Emerald Publishing
Copyright
Copyright © 2005 Emerald Group Publishing Limited. All rights reserved.
ISSN
1472-0701
DOI
10.1108/14720700510562749
Publisher site
See Article on Publisher Site

Abstract

A number of recent trends are influencing business schools towards better teaching and accounting for the role of "business in society" (BiS). The following article looks at selected results from the most comprehensive survey ever of BiS teaching and research in European academic institutions - undertaken in 2003 by the European Academy of Business in Society and Nottingham University Business School's International Centre for Corporate Social Responsibility (ICCSR), with the support of the European Foundation for Management Development (efmd). The survey found, among other things, that there is a clear demand from business and students for research, education and training on BiS issues; that teaching on the role of BiS is still far from being "mainstream" to the business curriculum; and that the diversity of European approaches and terms signal both a strength and a challenge for the BiS debate. The article looks at how a wide range of initiatives are being undertaken by both business schools and business, and often in unique partnerships, to address these challenges and move the BiS research and education agenda forward. Finally, the thorny issue of accreditation is tackled. Improving accreditation processes will play an important part in bringing the business education community up to speed with the new roles and responsibilities they are being asked to fulfill by a wide range of stakeholders (students, society, business and government). As both educators and mediators in the debate, business schools have a valuable contribution to make. In turn, they too are increasingly being made accountable for their own social and environmental impact. The article argues that business schools can choose whether they want to lead, respond, or partner with business to meet these challenges. However, it seems they can no longer afford to ignore it as a passing fad.

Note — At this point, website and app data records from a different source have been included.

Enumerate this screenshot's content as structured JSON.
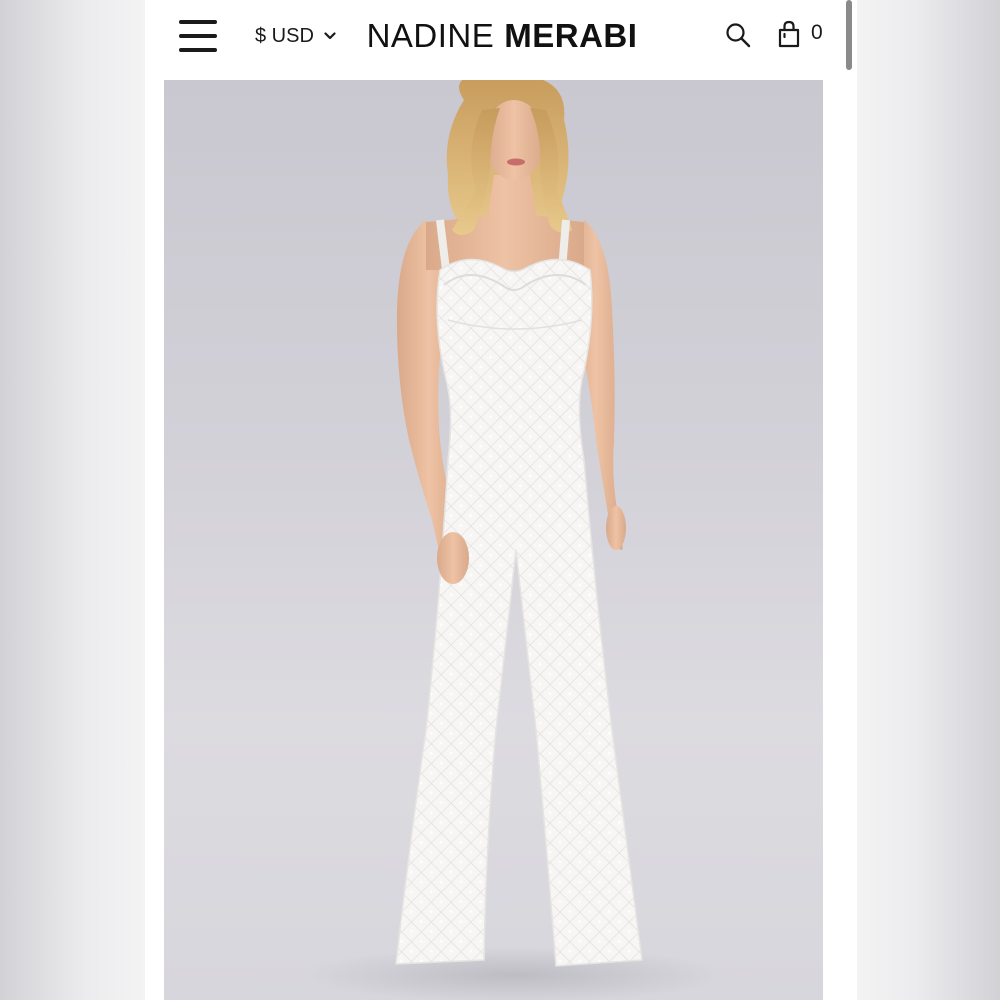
{
  "header": {
    "currency": "$ USD",
    "brand_light": "NADINE",
    "brand_bold": "MERABI",
    "cart_count": "0"
  },
  "icons": {
    "menu": "hamburger-menu-icon",
    "currency_toggle": "chevron-down-icon",
    "search": "search-icon",
    "cart": "shopping-bag-icon"
  },
  "product": {
    "image_alt": "Model wearing white sequin sweetheart-neck flared jumpsuit"
  },
  "colors": {
    "background": "#ffffff",
    "text": "#1a1a1a",
    "image_backdrop": "#d3d1d8"
  }
}
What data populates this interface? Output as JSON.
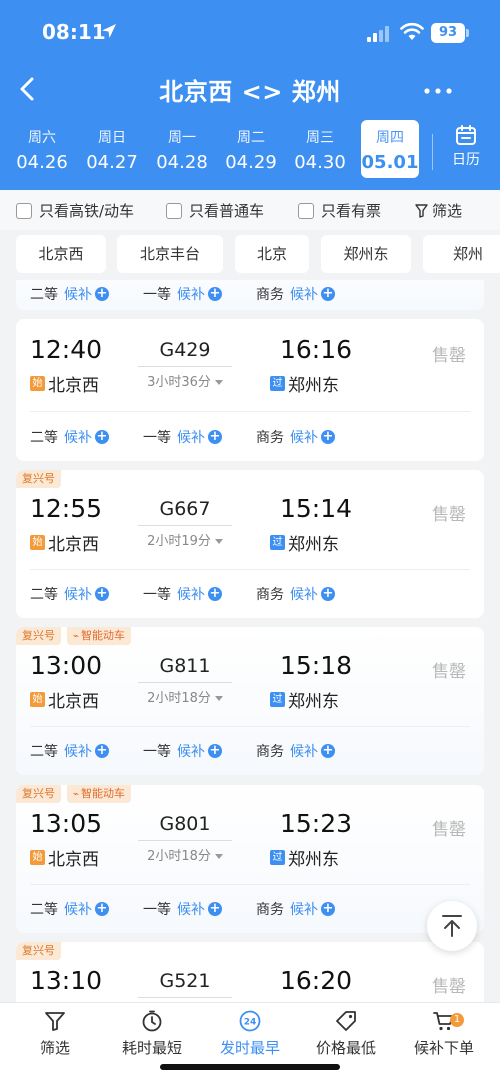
{
  "status": {
    "time": "08:11",
    "battery": "93"
  },
  "nav": {
    "title": "北京西 <> 郑州"
  },
  "dates": [
    {
      "weekday": "周六",
      "date": "04.26",
      "selected": false
    },
    {
      "weekday": "周日",
      "date": "04.27",
      "selected": false
    },
    {
      "weekday": "周一",
      "date": "04.28",
      "selected": false
    },
    {
      "weekday": "周二",
      "date": "04.29",
      "selected": false
    },
    {
      "weekday": "周三",
      "date": "04.30",
      "selected": false
    },
    {
      "weekday": "周四",
      "date": "05.01",
      "selected": true
    }
  ],
  "calendar_label": "日历",
  "filters": {
    "high_speed": "只看高铁/动车",
    "normal": "只看普通车",
    "available": "只看有票",
    "filter": "筛选"
  },
  "stations": [
    "北京西",
    "北京丰台",
    "北京",
    "郑州东",
    "郑州"
  ],
  "partial_card": {
    "seats": [
      {
        "name": "二等",
        "status": "候补"
      },
      {
        "name": "一等",
        "status": "候补"
      },
      {
        "name": "商务",
        "status": "候补"
      }
    ]
  },
  "trains": [
    {
      "tags": [],
      "dep_time": "12:40",
      "train_no": "G429",
      "arr_time": "16:16",
      "duration": "3小时36分",
      "dep_badge": "始",
      "dep_station": "北京西",
      "arr_badge": "过",
      "arr_station": "郑州东",
      "sold": "售罄",
      "seats": [
        {
          "name": "二等",
          "status": "候补"
        },
        {
          "name": "一等",
          "status": "候补"
        },
        {
          "name": "商务",
          "status": "候补"
        }
      ]
    },
    {
      "tags": [
        "复兴号"
      ],
      "dep_time": "12:55",
      "train_no": "G667",
      "arr_time": "15:14",
      "duration": "2小时19分",
      "dep_badge": "始",
      "dep_station": "北京西",
      "arr_badge": "过",
      "arr_station": "郑州东",
      "sold": "售罄",
      "seats": [
        {
          "name": "二等",
          "status": "候补"
        },
        {
          "name": "一等",
          "status": "候补"
        },
        {
          "name": "商务",
          "status": "候补"
        }
      ]
    },
    {
      "tags": [
        "复兴号",
        "智能动车"
      ],
      "dep_time": "13:00",
      "train_no": "G811",
      "arr_time": "15:18",
      "duration": "2小时18分",
      "dep_badge": "始",
      "dep_station": "北京西",
      "arr_badge": "过",
      "arr_station": "郑州东",
      "sold": "售罄",
      "seats": [
        {
          "name": "二等",
          "status": "候补"
        },
        {
          "name": "一等",
          "status": "候补"
        },
        {
          "name": "商务",
          "status": "候补"
        }
      ]
    },
    {
      "tags": [
        "复兴号",
        "智能动车"
      ],
      "dep_time": "13:05",
      "train_no": "G801",
      "arr_time": "15:23",
      "duration": "2小时18分",
      "dep_badge": "始",
      "dep_station": "北京西",
      "arr_badge": "过",
      "arr_station": "郑州东",
      "sold": "售罄",
      "seats": [
        {
          "name": "二等",
          "status": "候补"
        },
        {
          "name": "一等",
          "status": "候补"
        },
        {
          "name": "商务",
          "status": "候补"
        }
      ]
    },
    {
      "tags": [
        "复兴号"
      ],
      "dep_time": "13:10",
      "train_no": "G521",
      "arr_time": "16:20",
      "sold": "售罄"
    }
  ],
  "bottom": {
    "filter": "筛选",
    "shortest": "耗时最短",
    "earliest": "发时最早",
    "earliest_icon_text": "24",
    "cheapest": "价格最低",
    "waitlist": "候补下单",
    "cart_count": "1"
  },
  "colors": {
    "primary": "#3d8ff2",
    "tag_orange": "#d9782b",
    "sold_gray": "#b8b8b8"
  }
}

Journal

Corporate GovernanceEmerald Publishing

Published: Apr 1, 2005

Keywords: Social responsibility; Business schools; Stakeholders

References